Where good will and the law butt heads

Posted by: on Nov 14, 2008 | No Comments

I’ve been heavily involved in a campaign to stop the new EYFS legislation in the UK causing a lot of problems for Steiner Waldorf (and other non-mainstream educational philosophies) early years education.

I won’t bore you with the details of that campaign here. However the process has revealed a lot to me about politics, government, legislation and the implementation of such “on the ground”.

In a nutshell, approximately half of the Steiner Waldorf kindergartens in the UK accept state-funding for a short period in the 3-4yr age range. A condition of this funding was to submit a “profile” for each child assessing them against certain goals, but this was not a statutory requirement and was not rigidly enforced. It also required information about how children were being guided towards literacy and numeracy at this early age – something that Steiner Waldorf education does not and cannot do in any explicit way at this age, formal and teacher-directed learning being held off until Class 1 (age 6/7).

However Steiner Waldorf kindergartens are generally held in high regard and are well supported by local authorities, being backed up increasingly by new research on learning in the early years. Even within government there are some that appreciate the educational approach and its value, and OFSTED are supportive.

As such this allowed these kindergartens to “play along” with the state systems to enable any parent (not just those with the money for fees) to secure a Steiner education for their child at this sensitive 3-4 year old range where school is not even compulsory yet in the UK. OFSTED would inspect using a different set of criteria for Steiner settings, and the Local Authorities were not heavy handed in collecting the profile data.

Anyway the new EYFS legislation makes all the learning goals and assessment statutory requirements, and makes the inspection against EYFS statutory for OFSTED, and gives the local authority powers (and likely obligations) to ensure that profile data is being collected and submitted.

There are therefore parts of the legislation, including in particular the literacy and numeracy learning goals, that are in direct conflict with the Steiner approach.

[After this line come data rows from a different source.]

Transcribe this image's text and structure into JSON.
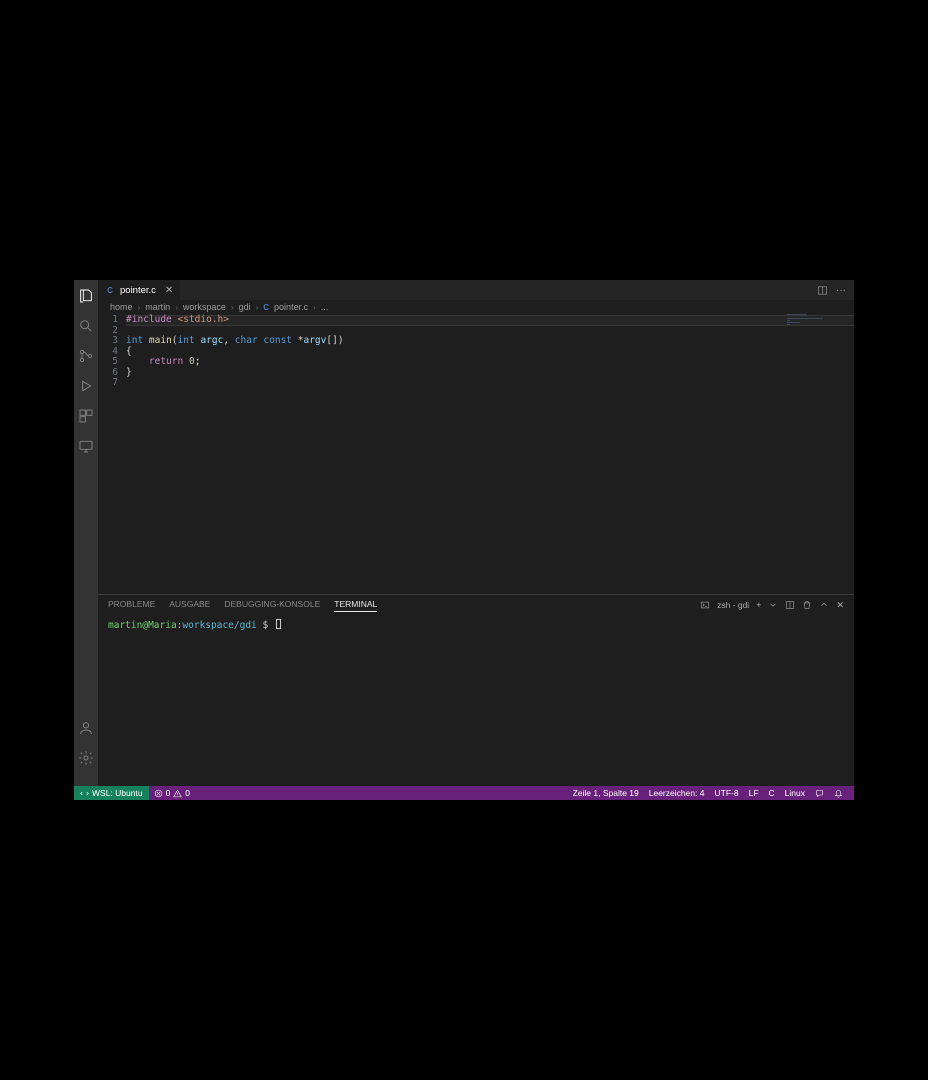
{
  "tab": {
    "filename": "pointer.c",
    "lang_badge": "C"
  },
  "breadcrumbs": {
    "parts": [
      "home",
      "martin",
      "workspace",
      "gdi"
    ],
    "file_badge": "C",
    "file": "pointer.c",
    "tail": "..."
  },
  "code": {
    "line_numbers": [
      "1",
      "2",
      "3",
      "4",
      "5",
      "6",
      "7"
    ],
    "l1_include": "#include",
    "l1_header": "<stdio.h>",
    "l3_int": "int",
    "l3_main": "main",
    "l3_open": "(",
    "l3_int2": "int",
    "l3_argc": "argc",
    "l3_comma": ", ",
    "l3_char": "char",
    "l3_const": "const",
    "l3_star": " *",
    "l3_argv": "argv",
    "l3_brk": "[]",
    "l3_close": ")",
    "l4_brace": "{",
    "l5_return": "return",
    "l5_zero": "0",
    "l5_semi": ";",
    "l6_brace": "}"
  },
  "panel": {
    "tabs": {
      "problems": "PROBLEME",
      "output": "AUSGABE",
      "debug": "DEBUGGING-KONSOLE",
      "terminal": "TERMINAL"
    },
    "terminal_name": "zsh - gdi",
    "prompt": {
      "user": "martin",
      "at": "@",
      "host": "Maria",
      "colon": ":",
      "path": "workspace/gdi",
      "sym": " $ "
    }
  },
  "status": {
    "remote": "WSL: Ubuntu",
    "errors": "0",
    "warnings": "0",
    "cursor": "Zeile 1, Spalte 19",
    "indent": "Leerzeichen: 4",
    "encoding": "UTF-8",
    "eol": "LF",
    "lang": "C",
    "os": "Linux"
  }
}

Never fear though, after a long battle and changes of heart from Government (“There’s no problem” AKA the immortal DCSF phrase “The EYFS is a flexible framework”, “The exemptions process is not required” to “You all need to apply for exemptions”), there is now an exemptions process that schools can use to exempt them from some learning & development requirements.

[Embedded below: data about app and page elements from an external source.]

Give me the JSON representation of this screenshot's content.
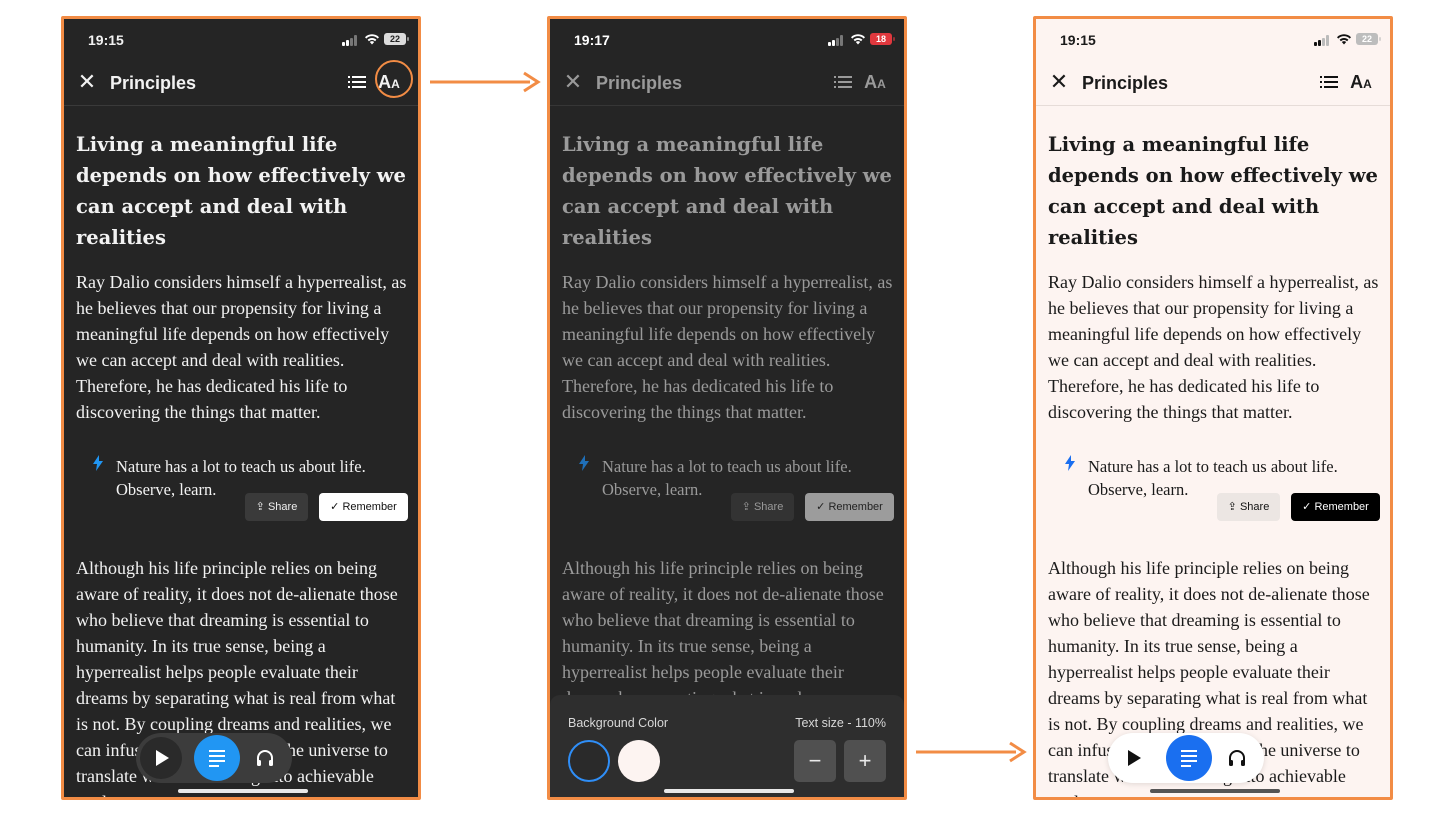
{
  "colors": {
    "outline": "#f28c45",
    "dark_bg": "#252525",
    "light_bg": "#fdf4f1",
    "accent_dark_mode": "#2196f3",
    "accent_light_mode": "#1a6ff0"
  },
  "screens": [
    {
      "time": "19:15",
      "battery": "22",
      "title": "Principles",
      "close_icon": "close-icon",
      "toc_icon": "list-icon",
      "font_icon_label": "AA",
      "heading": "Living a meaningful life depends on how effectively we can accept and deal with realities",
      "paragraph1": "Ray Dalio considers himself a hyperrealist, as he believes that our propensity for living a meaningful life depends on how effectively we can accept and deal with realities. Therefore, he has dedicated his life to discovering the things that matter.",
      "insight": "Nature has a lot to teach us about life. Observe, learn.",
      "share_label": "Share",
      "remember_label": "Remember",
      "paragraph2": "Although his life principle relies on being aware of reality, it does not de-alienate those who believe that dreaming is essential to humanity. In its true sense, being a hyperrealist helps people evaluate their dreams by separating what is real from what is not. By coupling dreams and realities, we can infuse the many laws of the universe to translate wishful thinking into achievable goals."
    },
    {
      "time": "19:17",
      "battery": "18",
      "title": "Principles",
      "heading": "Living a meaningful life depends on how effectively we can accept and deal with realities",
      "paragraph1": "Ray Dalio considers himself a hyperrealist, as he believes that our propensity for living a meaningful life depends on how effectively we can accept and deal with realities. Therefore, he has dedicated his life to discovering the things that matter.",
      "insight": "Nature has a lot to teach us about life. Observe, learn.",
      "share_label": "Share",
      "remember_label": "Remember",
      "paragraph2": "Although his life principle relies on being aware of reality, it does not de-alienate those who believe that dreaming is essential to humanity. In its true sense, being a hyperrealist helps people evaluate their dreams by separating what is real",
      "sheet": {
        "background_label": "Background Color",
        "text_size_label": "Text size - 110%",
        "minus": "−",
        "plus": "+"
      }
    },
    {
      "time": "19:15",
      "battery": "22",
      "title": "Principles",
      "heading": "Living a meaningful life depends on how effectively we can accept and deal with realities",
      "paragraph1": "Ray Dalio considers himself a hyperrealist, as he believes that our propensity for living a meaningful life depends on how effectively we can accept and deal with realities. Therefore, he has dedicated his life to discovering the things that matter.",
      "insight": "Nature has a lot to teach us about life. Observe, learn.",
      "share_label": "Share",
      "remember_label": "Remember",
      "paragraph2": "Although his life principle relies on being aware of reality, it does not de-alienate those who believe that dreaming is essential to humanity. In its true sense, being a hyperrealist helps people evaluate their dreams by separating what is real from what is not. By coupling dreams and realities, we can infuse the many laws of the universe to translate wishful thinking into achievable goals."
    }
  ]
}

BUT. Here’s the catch. To apply for an exemption a school must do a whole load of arduous stuff, which includes asking the local authority if they will agree to continue to provide state funding. They are not obliged to do so. You can see how a local council may remove funding if they will not be receiving meaningful assessment data (the government will be setting targets for the local authorities to meet), and may have constrained budgets that produce thinking such as “Tiddly Winks Nursery up the road from you teaches literacy, we’ll fund them thanks, our budget is tight this year”.

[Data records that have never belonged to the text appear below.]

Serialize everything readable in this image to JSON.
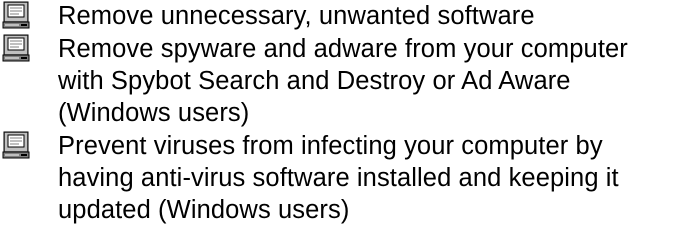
{
  "bullet_icon": "computer-monitor-icon",
  "items": [
    {
      "text": "Remove unnecessary, unwanted software"
    },
    {
      "text": "Remove spyware and adware from your computer with Spybot Search and Destroy or Ad Aware (Windows users)"
    },
    {
      "text": "Prevent viruses from infecting your computer by having anti-virus software installed and keeping it updated (Windows users)"
    }
  ]
}
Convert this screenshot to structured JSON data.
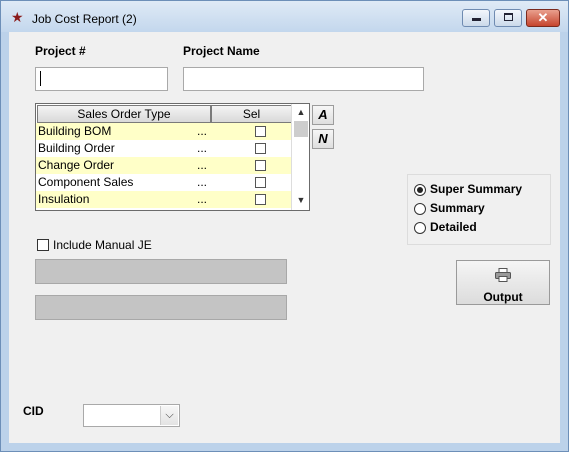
{
  "window": {
    "title": "Job Cost Report (2)",
    "icon": "app-star-icon",
    "controls": {
      "minimize": "minimize-icon",
      "maximize": "maximize-icon",
      "close": "✕"
    }
  },
  "project": {
    "number_label": "Project #",
    "number_value": "",
    "name_label": "Project Name",
    "name_value": ""
  },
  "sales_order_grid": {
    "columns": [
      "Sales Order Type",
      "Sel"
    ],
    "rows": [
      {
        "type": "Building BOM",
        "dots": "...",
        "selected": false
      },
      {
        "type": "Building Order",
        "dots": "...",
        "selected": false
      },
      {
        "type": "Change Order",
        "dots": "...",
        "selected": false
      },
      {
        "type": "Component Sales",
        "dots": "...",
        "selected": false
      },
      {
        "type": "Insulation",
        "dots": "...",
        "selected": false
      }
    ],
    "scroll_up": "▲",
    "scroll_down": "▼"
  },
  "side_buttons": {
    "all": "A",
    "none": "N"
  },
  "include_manual_je": {
    "label": "Include Manual JE",
    "checked": false
  },
  "report_level": {
    "options": [
      "Super Summary",
      "Summary",
      "Detailed"
    ],
    "selected": "Super Summary"
  },
  "output_button": {
    "label": "Output",
    "icon": "printer-icon"
  },
  "cid": {
    "label": "CID",
    "value": "",
    "dropdown_icon": "chevron-down-icon"
  },
  "colors": {
    "grid_row_highlight": "#ffffc8",
    "titlebar": "#c3d7ed",
    "close_button": "#c6452e"
  }
}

So now if a school applies for an exemption and the local authority says they will not continue to fund, these kindergartens are rather stuck.

If they want to continue taking funding they will have to submit profiles with incomplete data (as no Steiner Waldorf school can compromise on the literacy and numeracy – it breaks the whole educational philosophy), and when OFSTED come to inspect them against the full range of EYFS learning and development requirements, they will inevitably suffer negative consequences. This in the long term could well lead to lower uptake due to poor published results – and eventually cause financial detriment to the setting.

So you end up with a situation whereby educational experts and people within Government know the educational approach is good. The kindergartens are doing good work. But you may only get funding if you follow the conventional learning approaches, and as such settings that embarked on the process of taking state funding to open up the education to a wider audience may find themselves in an unsustainable position.

This is particularly perplexing in the case of the new Hereford Steiner Waldorf Academy, which is fully state-funded, including its kindergarten. No setting that calls itself Steiner Waldorf can compromise on the literacy and numeracy goals, so this implies that the Government’s own academy will receive a poor OFSTED report for its kindergarten. Literacy and numeracy are a major part of the the learning and development requirements set down in the seconday legislation.

Of course the solution for all of this is for the Government to plug their brains in and supply funding to all parents equally whatever educational philosophy they want to pursue. This is anathema to the economics driven approach to education they are taking that requires measurement at every stage, and has turned our children into statistics and outcomes, instead of people who have their own unique place in the world.

The thinking in Government has to change from “We give you this money and you give us this outcome at age 5″ to “We want parents to work and children to be happy – here’s some money to make that happen”.

Those poor Barristers on as little as £90 per hour

Posted by: on Sep 11, 2008 | No Comments

There’s some storm about Legal Aid rates for Barristers here in the UK.

There was an interview with some people on Radio 4 this afternoon, including one such Barrister. He made what can only be called a major misjudgement when he said that these are “derisory rates of pay”. A minimum of £91 per hour, up to £140 per hour (if memory serves), with travel expenses on top.

Now I’ve used lawyers that charge upwards of £180 per hour, but that is for very small cases. For long cases, they cited that some Barristers earn upwards of £500,000 per year.

So, I’m not going to lose any sleep over a Barrister getting as low as £91 per hour. Its just laughable!